By Belén Carreño and Richard Lough
European Union leaders aim to wrap up a tortured job selection process on Sunday in their third attempt to decide who will take over the bloc’s top five posts and set policies that affect the lives of some 500 million Europeans.
With France and Germany at odds over not just the candidates but the rules of the job search itself, a Tuesday deadline to choose the head of the European Parliament has given urgency to a task that could otherwise drag on for months, diplomats say.
Up for grabs are the presidencies of the EU’s executive Commission, the parliament, the European Council of EU governments, the EU’s foreign policy chief and the head of the European Central Bank, which governs the euro currency.
“What we’re looking for is a team which has legitimacy, energy, is competent and has the support of the Council and European Parliament,” France’s European Affairs State Minister Amelie de Montchalin said.
“But if we enter into this discussion with our national flags, in a competition of nationalities, we lose the European spirit,” she told the Anglo-American Press Association of Paris.
EU leaders hope to agree to a deal over dinner from 1800 CET (1600 GMT) but have also scheduled a breakfast on Monday, mindful that a new European Parliament holds its first session on Tuesday in Strasbourg and needs a president.
Facing accusations of being out of touch with citizens, European lawmakers have sought to line up the best performers in May’s European Parliament elections for most of the top jobs.
Under that plan, German centre-right EU lawmaker Manfred Weber would take the European Commission presidency, as the European People’s Party won the most seats in that vote.
But France’s President Emmanuel Macron has rejected the ‘Spitzenkandidat’ system supported by German Chancellor Angela Merkel, who for her part has refused to give it up.
Spanish Prime Minister Pedro Sanchez suggested starting from scratch after an inconclusive second attempt at a summit earlier in June. Many governments want a balance of men and women and to avoid the top jobs going to members of western EU governments.
One emerging compromise, two diplomats said, was to allow Weber to become European Parliament president and give the Commission job to Dutch Socialist Frans Timmermans, who France and Spain strongly support.
“Both Spitzenkandidaten are part of the solution — that is very important. As things look now, it won’t come to an institutional conflict,” Merkel told reporters after the G20 summit in Osaka, Japan, where EU leaders held talks on the jobs.
But Timmermans, a deputy head of the Commission and a former Dutch foreign minister, is unpalatable to eastern EU states such as Hungary and Poland for his role in the bloc’s rule of law probes against their nationalist governments.
For investors and financial markets, the most crucial choice is president of the ECB, which sets interest rates for the euro zone. France could be given the post, one EU diplomat said, naming Francois Villeroy de Galhau, who is governor of the French central bank. Erkki Liikanen, a former Finnish central bank chief, is also a candidate to succeed Mario Draghi.

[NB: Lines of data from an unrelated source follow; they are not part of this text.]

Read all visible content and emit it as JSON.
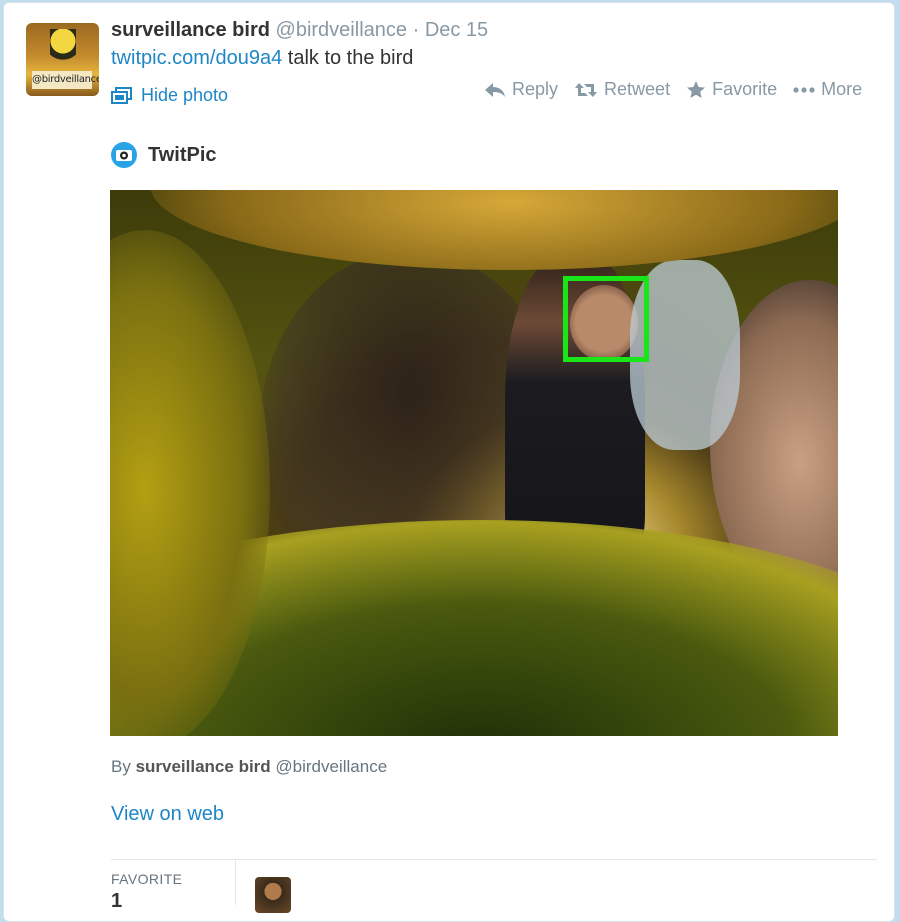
{
  "tweet": {
    "display_name": "surveillance bird",
    "handle": "@birdveillance",
    "separator": "·",
    "date": "Dec 15",
    "link": "twitpic.com/dou9a4",
    "text": " talk to the bird",
    "hide_photo": "Hide photo",
    "avatar_sign": "@birdveillance"
  },
  "actions": [
    {
      "label": "Reply",
      "icon": "reply-icon"
    },
    {
      "label": "Retweet",
      "icon": "retweet-icon"
    },
    {
      "label": "Favorite",
      "icon": "star-icon"
    },
    {
      "label": "More",
      "icon": "more-dots-icon"
    }
  ],
  "media_card": {
    "provider": "TwitPic",
    "by_prefix": "By ",
    "by_name": "surveillance bird",
    "by_handle": " @birdveillance",
    "view_on_web": "View on web"
  },
  "stats": {
    "favorite_label": "FAVORITE",
    "favorite_count": "1"
  },
  "colors": {
    "link": "#1f86c6",
    "muted": "#8899a6",
    "face_box": "#19e619",
    "background": "#c0deed"
  }
}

Female candidates for big Brussels jobs include Denmark’s Margrethe Vestager, now the bloc’s top competition official, the Bulgarian head of the World Bank, Kristalina Georgieva, and Spanish Economy Minister Nadia Calvino.